The new relay came on line with limited power in December 1958 and there was a pre-Christmas rush to buy sets. By December 1959 the station was on full power and there were nearly 2000 licenced television sets on the Islands, about one in every four households.
In 1986 the relay station became redundant when the BBC moved to a new location at Keelyang. The masts were sold for scrap and the land was auctioned. The transmitter block was later turned into a dwelling house.
The two remaining masts were dismantles by J.L. Eve Construction, the same firm that had erected them 47 years earlier.
RAF Netherbutton today
The technical site at Netherbutton is bisected by the A961. The transmitter block still stands on the west side of the road at the end of a short access drive. There is a derelict picket post at the end of the drive.
The transmitter block has been greatly altered, first for its use as a BBC transmitting station and then by its conversion to a dwelling. The earth traverse has been removed but three side of the blast wall surrounding the original brick building are still standing. It is difficult to say how much of the current building is original; it would appear that the shell of the building has now been incorporated into the new two storey dwelling.
The two warden’s cottages still stand on the A961 and are now in private occupation. In the field behind the cottages there is a blast wall running around three sides of a square it is assumed a building once stood in the centre.
The receiver block stands on the opposite side of the road at the end of a drive; it too has recently been converted into a dwelling. It would appear that the blast wall itself now forms the building and the internal brick structure has probably been demolished. The bases of the wooden receiver tower can be seen in an adjacent field. The stand-by set house could not be found so it is assumed this has been demolished.
The buried reserve is located on the south side of Northfield Farm house, 400 yards north east of the receiver block. Both bunkers can still be seen together with their adjacent mast bases but only the stubs of the ventilation shafts are still extant.
The transmitter reserve is flooded; the level of the water varies between 2’ and 8’ depending on weather conditions and the time of year. The internal walls are faced with red glazed bricks. Some ventilation trunking can be seen lying on the floor beneath the water level. The main transmitter room has been completely stripped; even the doors into the lobby and toilet have been removed.
The receiver block is dry but strewn with rubble, much of it glazed bricks from the demolished internal partition walls. Both the toilet wall and the crew room walls have been demolished. The ventilation plant room has been stripped leaving only the concrete plinths where the plant was mounted. Both reserves still retain their three flat reinforced concrete covers on steel rollers and running rails.
The two larger covers were for plant access and the smaller cover gives access to a steel staircase down 17’ 5” into the bunker. All the hatches are closed but can be opened using farm machinery. The receiver reserve was entered by this method for this report.
Both reserves still retain their emergency escape shafts with their double interlocking waterproof hatches still in good condition.
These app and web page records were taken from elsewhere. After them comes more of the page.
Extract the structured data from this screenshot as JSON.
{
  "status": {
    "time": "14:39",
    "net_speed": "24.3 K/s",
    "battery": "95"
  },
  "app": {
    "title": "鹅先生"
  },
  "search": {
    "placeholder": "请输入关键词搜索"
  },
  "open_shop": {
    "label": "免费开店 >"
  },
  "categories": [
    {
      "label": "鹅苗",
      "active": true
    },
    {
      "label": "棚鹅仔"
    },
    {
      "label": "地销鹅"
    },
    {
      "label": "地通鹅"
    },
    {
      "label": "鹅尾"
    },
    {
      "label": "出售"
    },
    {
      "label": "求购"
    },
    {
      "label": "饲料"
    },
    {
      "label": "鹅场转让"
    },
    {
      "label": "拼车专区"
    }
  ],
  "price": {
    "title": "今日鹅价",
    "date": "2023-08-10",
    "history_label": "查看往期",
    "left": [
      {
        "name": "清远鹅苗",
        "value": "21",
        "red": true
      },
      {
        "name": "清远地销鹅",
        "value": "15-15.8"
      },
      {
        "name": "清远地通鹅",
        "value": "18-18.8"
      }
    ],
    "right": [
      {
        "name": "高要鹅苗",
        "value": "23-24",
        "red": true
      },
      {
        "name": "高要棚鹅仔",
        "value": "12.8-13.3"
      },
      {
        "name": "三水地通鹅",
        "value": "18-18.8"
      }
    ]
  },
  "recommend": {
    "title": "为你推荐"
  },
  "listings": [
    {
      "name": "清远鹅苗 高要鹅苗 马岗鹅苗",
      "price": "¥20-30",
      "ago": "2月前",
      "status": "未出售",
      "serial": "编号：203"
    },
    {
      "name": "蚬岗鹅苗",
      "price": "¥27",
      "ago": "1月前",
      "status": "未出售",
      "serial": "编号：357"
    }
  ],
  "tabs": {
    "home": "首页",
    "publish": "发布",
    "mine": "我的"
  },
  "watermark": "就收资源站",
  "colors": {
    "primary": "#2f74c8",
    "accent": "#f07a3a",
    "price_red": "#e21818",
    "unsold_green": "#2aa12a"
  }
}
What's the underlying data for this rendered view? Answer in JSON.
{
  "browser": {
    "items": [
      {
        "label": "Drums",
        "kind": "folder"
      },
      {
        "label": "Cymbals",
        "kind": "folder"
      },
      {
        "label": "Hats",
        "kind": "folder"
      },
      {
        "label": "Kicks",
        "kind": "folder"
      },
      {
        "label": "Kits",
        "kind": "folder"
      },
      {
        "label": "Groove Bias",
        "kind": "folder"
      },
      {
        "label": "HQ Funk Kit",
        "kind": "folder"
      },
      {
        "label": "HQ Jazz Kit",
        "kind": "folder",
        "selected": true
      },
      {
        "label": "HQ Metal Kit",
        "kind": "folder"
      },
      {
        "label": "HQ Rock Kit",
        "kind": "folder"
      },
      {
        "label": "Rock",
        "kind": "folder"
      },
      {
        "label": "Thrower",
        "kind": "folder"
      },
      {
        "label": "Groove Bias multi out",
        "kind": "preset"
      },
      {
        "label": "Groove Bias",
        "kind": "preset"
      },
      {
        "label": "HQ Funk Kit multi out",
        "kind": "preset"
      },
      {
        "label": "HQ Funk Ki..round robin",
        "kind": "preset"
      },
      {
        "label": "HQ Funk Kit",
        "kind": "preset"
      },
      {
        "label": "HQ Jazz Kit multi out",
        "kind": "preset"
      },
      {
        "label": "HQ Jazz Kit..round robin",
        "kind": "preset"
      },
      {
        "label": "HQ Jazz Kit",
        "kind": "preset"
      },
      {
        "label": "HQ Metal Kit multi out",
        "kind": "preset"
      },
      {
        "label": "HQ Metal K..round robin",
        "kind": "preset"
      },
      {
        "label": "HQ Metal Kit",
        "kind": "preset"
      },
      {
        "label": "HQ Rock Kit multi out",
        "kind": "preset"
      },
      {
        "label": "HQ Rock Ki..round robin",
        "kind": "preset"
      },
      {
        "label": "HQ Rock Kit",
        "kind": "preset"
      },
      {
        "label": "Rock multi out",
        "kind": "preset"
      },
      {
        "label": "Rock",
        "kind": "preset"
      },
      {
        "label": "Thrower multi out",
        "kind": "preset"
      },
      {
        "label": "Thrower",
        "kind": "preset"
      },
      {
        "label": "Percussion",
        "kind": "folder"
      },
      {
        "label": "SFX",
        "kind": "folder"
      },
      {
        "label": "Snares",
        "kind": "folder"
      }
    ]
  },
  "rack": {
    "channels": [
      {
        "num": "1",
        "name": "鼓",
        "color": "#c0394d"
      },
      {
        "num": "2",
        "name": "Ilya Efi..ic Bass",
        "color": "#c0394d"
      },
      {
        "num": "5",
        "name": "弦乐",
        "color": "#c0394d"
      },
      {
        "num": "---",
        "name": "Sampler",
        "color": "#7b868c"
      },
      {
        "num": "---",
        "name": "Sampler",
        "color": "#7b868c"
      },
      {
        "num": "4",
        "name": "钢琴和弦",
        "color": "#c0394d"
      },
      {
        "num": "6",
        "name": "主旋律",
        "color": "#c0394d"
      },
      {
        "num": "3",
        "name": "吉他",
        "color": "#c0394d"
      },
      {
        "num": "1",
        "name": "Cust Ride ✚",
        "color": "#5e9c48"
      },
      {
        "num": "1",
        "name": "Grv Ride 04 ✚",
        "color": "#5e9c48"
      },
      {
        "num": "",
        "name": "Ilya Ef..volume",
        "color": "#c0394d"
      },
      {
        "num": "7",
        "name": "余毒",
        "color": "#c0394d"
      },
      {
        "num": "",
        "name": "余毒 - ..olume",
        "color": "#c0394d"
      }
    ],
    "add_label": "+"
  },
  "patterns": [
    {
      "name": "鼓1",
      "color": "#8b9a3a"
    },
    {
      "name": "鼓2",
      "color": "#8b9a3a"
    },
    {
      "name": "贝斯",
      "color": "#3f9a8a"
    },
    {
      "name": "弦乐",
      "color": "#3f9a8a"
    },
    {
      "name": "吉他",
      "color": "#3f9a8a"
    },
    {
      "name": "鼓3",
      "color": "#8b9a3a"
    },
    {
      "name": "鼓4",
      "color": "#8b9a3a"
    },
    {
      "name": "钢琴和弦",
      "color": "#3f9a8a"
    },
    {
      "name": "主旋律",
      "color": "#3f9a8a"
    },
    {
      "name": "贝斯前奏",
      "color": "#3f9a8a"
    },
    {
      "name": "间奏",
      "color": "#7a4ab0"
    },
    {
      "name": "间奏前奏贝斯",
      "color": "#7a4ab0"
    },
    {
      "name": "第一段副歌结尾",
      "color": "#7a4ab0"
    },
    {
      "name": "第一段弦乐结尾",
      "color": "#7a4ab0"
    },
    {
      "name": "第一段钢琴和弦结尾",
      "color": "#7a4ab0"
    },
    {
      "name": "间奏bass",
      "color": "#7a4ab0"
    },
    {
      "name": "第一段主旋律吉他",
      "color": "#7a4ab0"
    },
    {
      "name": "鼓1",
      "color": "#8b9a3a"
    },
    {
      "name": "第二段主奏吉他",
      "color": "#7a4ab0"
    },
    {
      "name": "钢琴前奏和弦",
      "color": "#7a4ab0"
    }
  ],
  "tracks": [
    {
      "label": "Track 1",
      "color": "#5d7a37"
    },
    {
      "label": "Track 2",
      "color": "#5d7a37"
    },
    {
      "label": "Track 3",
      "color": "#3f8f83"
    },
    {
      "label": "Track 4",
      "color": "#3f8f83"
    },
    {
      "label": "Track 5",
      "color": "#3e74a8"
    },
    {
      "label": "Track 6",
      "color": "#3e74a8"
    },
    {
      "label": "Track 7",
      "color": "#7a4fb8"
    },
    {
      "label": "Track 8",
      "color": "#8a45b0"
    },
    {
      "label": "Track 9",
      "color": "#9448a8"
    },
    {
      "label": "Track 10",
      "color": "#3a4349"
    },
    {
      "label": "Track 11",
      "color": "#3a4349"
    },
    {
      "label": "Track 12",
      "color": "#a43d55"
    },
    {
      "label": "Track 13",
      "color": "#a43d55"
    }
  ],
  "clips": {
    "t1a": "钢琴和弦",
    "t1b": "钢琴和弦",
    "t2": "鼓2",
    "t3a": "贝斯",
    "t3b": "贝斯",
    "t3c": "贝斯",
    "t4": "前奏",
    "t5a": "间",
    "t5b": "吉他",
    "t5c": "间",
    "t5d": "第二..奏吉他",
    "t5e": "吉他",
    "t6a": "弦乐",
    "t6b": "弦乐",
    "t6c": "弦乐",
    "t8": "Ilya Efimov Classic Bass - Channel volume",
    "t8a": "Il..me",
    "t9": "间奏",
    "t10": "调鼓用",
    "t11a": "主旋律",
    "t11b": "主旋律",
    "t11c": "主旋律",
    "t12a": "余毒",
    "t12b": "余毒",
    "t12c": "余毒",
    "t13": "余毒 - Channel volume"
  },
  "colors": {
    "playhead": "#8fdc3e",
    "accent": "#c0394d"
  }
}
There is an eight foot vertical shaft giving access to a low passage that runs for 13 feet to a blast door (now removed) half way up the wall at the back of the operations room. A second offset ladder is fixed to the wall.
- Bob Jenner
- The Orkney Wireless Museum
- The Orcadian
- PRO Files Air 25⁄681 & AVIA7/308